Redfield Proctor (1889–1891)
Redfield Proctor was born in 1831 in Proctorsville, Vermont. He earned a B.A. in 1851 and a master’s in 1854, both from Dartmouth College, and a law degree from the Albany Law School in 1859 -- the same year he was admitted to both the Vermont and New York state bars.
Though Proctor began a law practice in Boston, he returned to Vermont upon the outbreak of the Civil War and joined the Third Vermont Regiment as a lieutenant. He was ultimately promoted to colonel in command of the Fifteenth Vermont Volunteers but contracted tuberculosis along the way.

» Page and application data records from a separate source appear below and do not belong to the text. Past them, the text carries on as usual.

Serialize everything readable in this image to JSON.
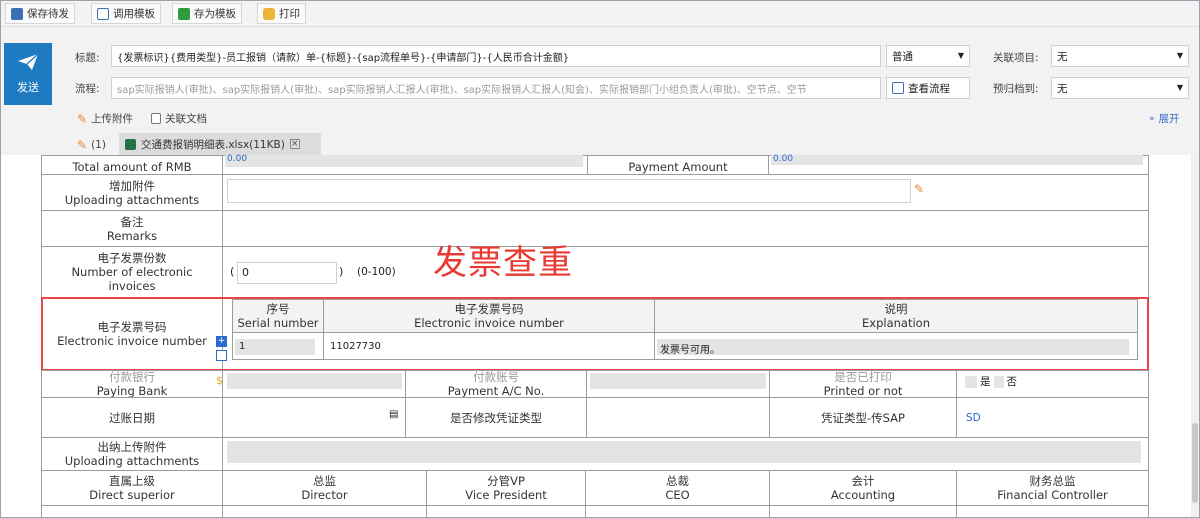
{
  "toolbar": {
    "save_draft": "保存待发",
    "load_template": "调用模板",
    "save_template": "存为模板",
    "print": "打印"
  },
  "header": {
    "send_label": "发送",
    "title_label": "标题:",
    "title_value": "{发票标识}{费用类型}-员工报销（请款）单-{标题}-{sap流程单号}-{申请部门}-{人民币合计金额}",
    "priority_value": "普通",
    "related_project_label": "关联项目:",
    "related_project_value": "无",
    "flow_label": "流程:",
    "flow_placeholder": "sap实际报销人(审批)、sap实际报销人(审批)、sap实际报销人汇报人(审批)、sap实际报销人汇报人(知会)、实际报销部门小组负责人(审批)、空节点、空节",
    "view_flow": "查看流程",
    "archive_label": "预归档到:",
    "archive_value": "无",
    "upload_attach": "上传附件",
    "related_doc": "关联文档",
    "attach_count": "(1)",
    "attach_file": "交通费报销明细表.xlsx(11KB)",
    "expand": "展开"
  },
  "form": {
    "total_rmb_label": "Total amount of RMB",
    "total_rmb_value": "0.00",
    "payment_amount_label": "Payment Amount",
    "payment_amount_value": "0.00",
    "add_attach_cn": "增加附件",
    "add_attach_en": "Uploading attachments",
    "remarks_cn": "备注",
    "remarks_en": "Remarks",
    "einv_count_cn": "电子发票份数",
    "einv_count_en_1": "Number of electronic",
    "einv_count_en_2": "invoices",
    "einv_count_value": "0",
    "paren_open": "(",
    "paren_close": ")",
    "einv_count_range": "(0-100)",
    "einv_no_cn": "电子发票号码",
    "einv_no_en": "Electronic invoice number",
    "col_serial_cn": "序号",
    "col_serial_en": "Serial number",
    "col_einv_cn": "电子发票号码",
    "col_einv_en": "Electronic invoice number",
    "col_expl_cn": "说明",
    "col_expl_en": "Explanation",
    "row_serial": "1",
    "row_einv": "11027730",
    "row_expl": "发票号可用。",
    "paying_bank_cn": "付款银行",
    "paying_bank_en": "Paying Bank",
    "payment_ac_cn": "付款账号",
    "payment_ac_en": "Payment A/C No.",
    "printed_cn": "是否已打印",
    "printed_en": "Printed or not",
    "opt_yes": "是",
    "opt_no": "否",
    "post_date": "过账日期",
    "modify_voucher": "是否修改凭证类型",
    "voucher_type": "凭证类型-传SAP",
    "voucher_value": "SD",
    "cashier_attach_cn": "出纳上传附件",
    "cashier_attach_en": "Uploading attachments",
    "sup_cn": "直属上级",
    "sup_en": "Direct superior",
    "dir_cn": "总监",
    "dir_en": "Director",
    "vp_cn": "分管VP",
    "vp_en": "Vice President",
    "ceo_cn": "总裁",
    "ceo_en": "CEO",
    "acc_cn": "会计",
    "acc_en": "Accounting",
    "fc_cn": "财务总监",
    "fc_en": "Financial Controller"
  },
  "annotation": {
    "label": "发票查重",
    "color": "#e83a33"
  },
  "colors": {
    "send_bg": "#1f7bc1",
    "highlight": "#e94545"
  }
}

Though Proctor was sent home, he returned to the field of battle and fought for the remainder of the conflict as a sick man.
When the war ended, Proctor returned to Vermont and the practice of law. In 1866, he entered politics as a Republican, serving as city selectman, state legislator and senator, and then as lieutenant governor from 1876 to 1878. He ran for governor of Vermont in 1878 and served one two-year term before returning to his law practice in 1881.

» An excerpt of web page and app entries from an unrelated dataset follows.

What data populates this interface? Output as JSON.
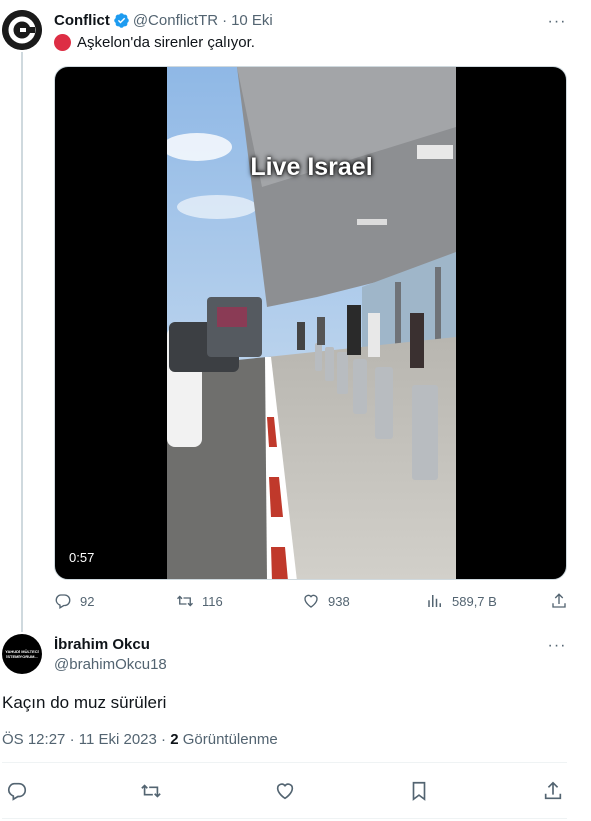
{
  "tweet": {
    "author_name": "Conflict",
    "author_handle": "@ConflictTR",
    "separator": "·",
    "date": "10 Eki",
    "text": "Aşkelon'da sirenler çalıyor.",
    "more_label": "···",
    "media": {
      "overlay_text": "Live Israel",
      "duration": "0:57"
    },
    "stats": {
      "replies": "92",
      "retweets": "116",
      "likes": "938",
      "views": "589,7 B"
    }
  },
  "reply": {
    "author_name": "İbrahim Okcu",
    "author_handle": "@brahimOkcu18",
    "more_label": "···",
    "avatar_text": "YAHUDİ MÜLTECİ İSTEMİYORUM...",
    "text": "Kaçın do muz sürüleri",
    "time": "ÖS 12:27",
    "separator1": "·",
    "date": "11 Eki 2023",
    "separator2": "·",
    "views_count": "2",
    "views_label": "Görüntülenme"
  },
  "colors": {
    "text_primary": "#0f1419",
    "text_secondary": "#536471",
    "verified_blue": "#1d9bf0",
    "red_circle": "#dd2e44",
    "divider": "#eff3f4"
  },
  "icons": [
    "verified-icon",
    "red-circle-icon",
    "reply-icon",
    "retweet-icon",
    "like-icon",
    "views-icon",
    "share-icon",
    "bookmark-icon",
    "more-icon"
  ]
}
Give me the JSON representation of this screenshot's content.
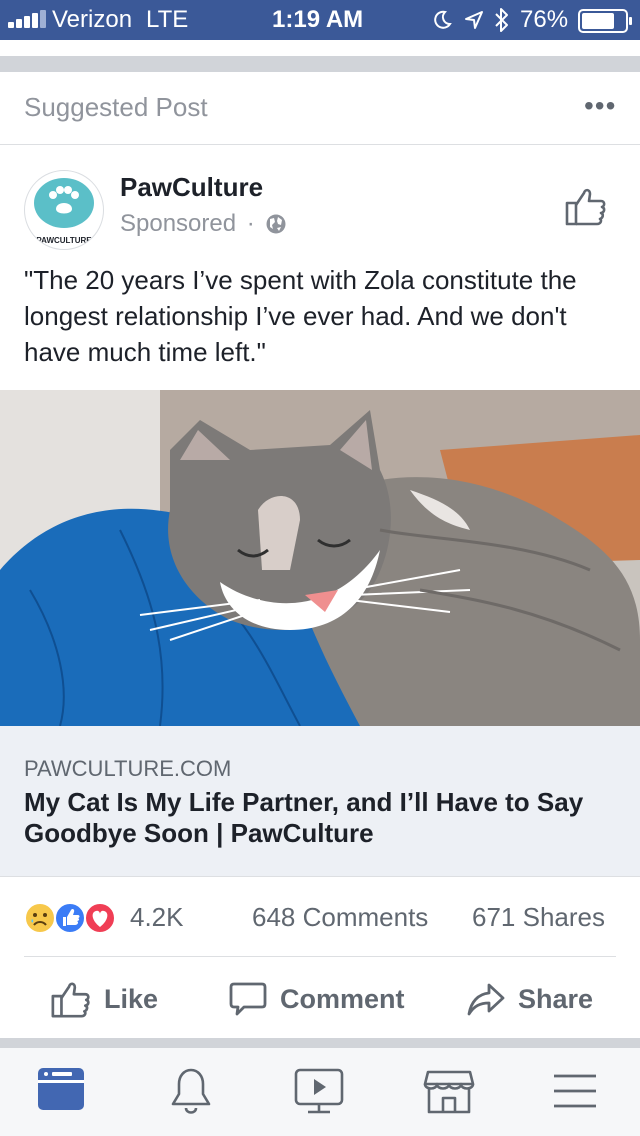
{
  "status_bar": {
    "carrier": "Verizon",
    "network": "LTE",
    "time": "1:19 AM",
    "battery": "76%",
    "battery_level": 0.76,
    "icons": [
      "signal-bars-icon",
      "moon-icon",
      "location-arrow-icon",
      "bluetooth-icon",
      "battery-icon"
    ]
  },
  "feed": {
    "suggested_label": "Suggested Post",
    "more_label": "•••"
  },
  "post": {
    "author": "PawCulture",
    "avatar_text": "PAWCULTURE",
    "sponsored_label": "Sponsored",
    "separator": "·",
    "text": "\"The 20 years I’ve spent with Zola constitute the longest relationship I’ve ever had. And we don't have much time left.\"",
    "link": {
      "domain": "PAWCULTURE.COM",
      "headline": "My Cat Is My Life Partner, and I’ll Have to Say Goodbye Soon | PawCulture"
    },
    "stats": {
      "reaction_count": "4.2K",
      "comments": "648 Comments",
      "shares": "671 Shares",
      "reaction_icons": [
        "sad-reaction-icon",
        "like-reaction-icon",
        "love-reaction-icon"
      ]
    },
    "actions": {
      "like": "Like",
      "comment": "Comment",
      "share": "Share"
    }
  },
  "tab_bar": {
    "tabs": [
      "news-feed-icon",
      "notifications-icon",
      "watch-icon",
      "marketplace-icon",
      "menu-icon"
    ]
  },
  "colors": {
    "brand": "#3b5998",
    "active_tab": "#4267b2",
    "muted_text": "#90949c",
    "link_box": "#edf0f5",
    "avatar_teal": "#5bbfc8"
  }
}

Proctor backed Benjamin Harrison in the presidential election of 1888. When Harrison was elected, he rewarded Proctor by giving him the war portfolio. Proctor served as secretary of war from 1889 to 1891, resigning his cabinet post to become a member of the U.S. Senate. Redfield Proctor served in the Senate until his death in 1908.